Mark Sherman, The Associated Press
WASHINGTON — The Supreme Court decided 40 years ago that police don’t need a search warrant to look through anything a person is carrying when arrested. But that was long before smartphones gave people the ability to take with them the equivalent of millions of pages of documents or thousands of photographs.
In a new clash over technology and privacy, the court is being asked to resolve divisions among federal and state courts over whether the old rules should still apply in the digital age.
The justices could say as early as Friday whether they will hear appeals involving warrantless cellphone searches that led to criminal convictions and lengthy prison terms.
There are parallels to other cases making their way through the federal courts, including the much-publicized ones that challenge the massive collection without warrants of telephone records by the National Security Agency. Though the details and scale are far different — searching a single phone for evidence that could send someone to jail vs. gathering huge amounts of data, almost all of which will never be used — in both situations the government is relying on Supreme Court decisions from the 1970s, when most households still had rotary-dial telephones.
Under the Fourth Amendment, police generally need a warrant before they can conduct a search. The warrant must be based on “probable cause,” evidence that a crime has been committed, the Constitution says.
But in the early1970s, the Supreme Court carved out exceptions for officers dealing with people they have arrested. The court was trying to set clear rules that allowed police to look for concealed weapons and prevent the destruction of evidence. Briefcases, wallets, purses and crumpled cigarette packs all are fair game if they are being carried by a suspect or within the person’s immediate control.

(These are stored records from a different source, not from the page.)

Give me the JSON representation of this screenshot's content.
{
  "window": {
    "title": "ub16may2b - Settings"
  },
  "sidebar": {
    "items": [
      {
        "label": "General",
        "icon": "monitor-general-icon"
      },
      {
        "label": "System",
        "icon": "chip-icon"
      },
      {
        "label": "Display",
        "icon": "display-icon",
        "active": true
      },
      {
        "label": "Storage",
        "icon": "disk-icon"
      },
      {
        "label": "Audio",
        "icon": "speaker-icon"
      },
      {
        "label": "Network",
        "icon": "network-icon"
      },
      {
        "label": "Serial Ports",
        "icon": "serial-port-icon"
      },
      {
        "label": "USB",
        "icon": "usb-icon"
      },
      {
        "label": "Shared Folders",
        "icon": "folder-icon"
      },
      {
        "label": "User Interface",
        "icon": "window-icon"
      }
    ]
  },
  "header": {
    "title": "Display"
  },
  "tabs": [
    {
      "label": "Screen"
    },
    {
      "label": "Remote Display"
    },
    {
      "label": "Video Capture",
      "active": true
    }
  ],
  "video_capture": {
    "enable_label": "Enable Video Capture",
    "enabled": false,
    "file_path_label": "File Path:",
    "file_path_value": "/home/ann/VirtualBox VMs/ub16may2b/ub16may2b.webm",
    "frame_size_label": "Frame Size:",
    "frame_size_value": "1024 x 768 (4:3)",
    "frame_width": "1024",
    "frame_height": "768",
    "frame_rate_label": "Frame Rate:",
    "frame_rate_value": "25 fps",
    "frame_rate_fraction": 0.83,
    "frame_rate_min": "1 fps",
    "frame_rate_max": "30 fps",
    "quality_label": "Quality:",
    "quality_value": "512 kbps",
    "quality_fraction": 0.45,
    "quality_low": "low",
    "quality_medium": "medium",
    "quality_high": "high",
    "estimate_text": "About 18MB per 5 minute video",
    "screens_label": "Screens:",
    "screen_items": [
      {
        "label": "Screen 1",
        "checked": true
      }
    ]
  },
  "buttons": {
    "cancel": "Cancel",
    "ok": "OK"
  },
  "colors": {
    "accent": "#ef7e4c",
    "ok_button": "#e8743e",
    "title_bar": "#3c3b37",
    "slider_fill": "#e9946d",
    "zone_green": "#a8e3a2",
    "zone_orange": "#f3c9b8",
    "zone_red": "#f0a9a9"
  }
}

There is growing division in state and federal courts over whether cellphones deserve special protection. At least six courts have allowed warrantless searches, and at least three have not, said Stanford University’s Jeffrey Fisher, representing a California defendant whose case is being considered by the Supreme Court.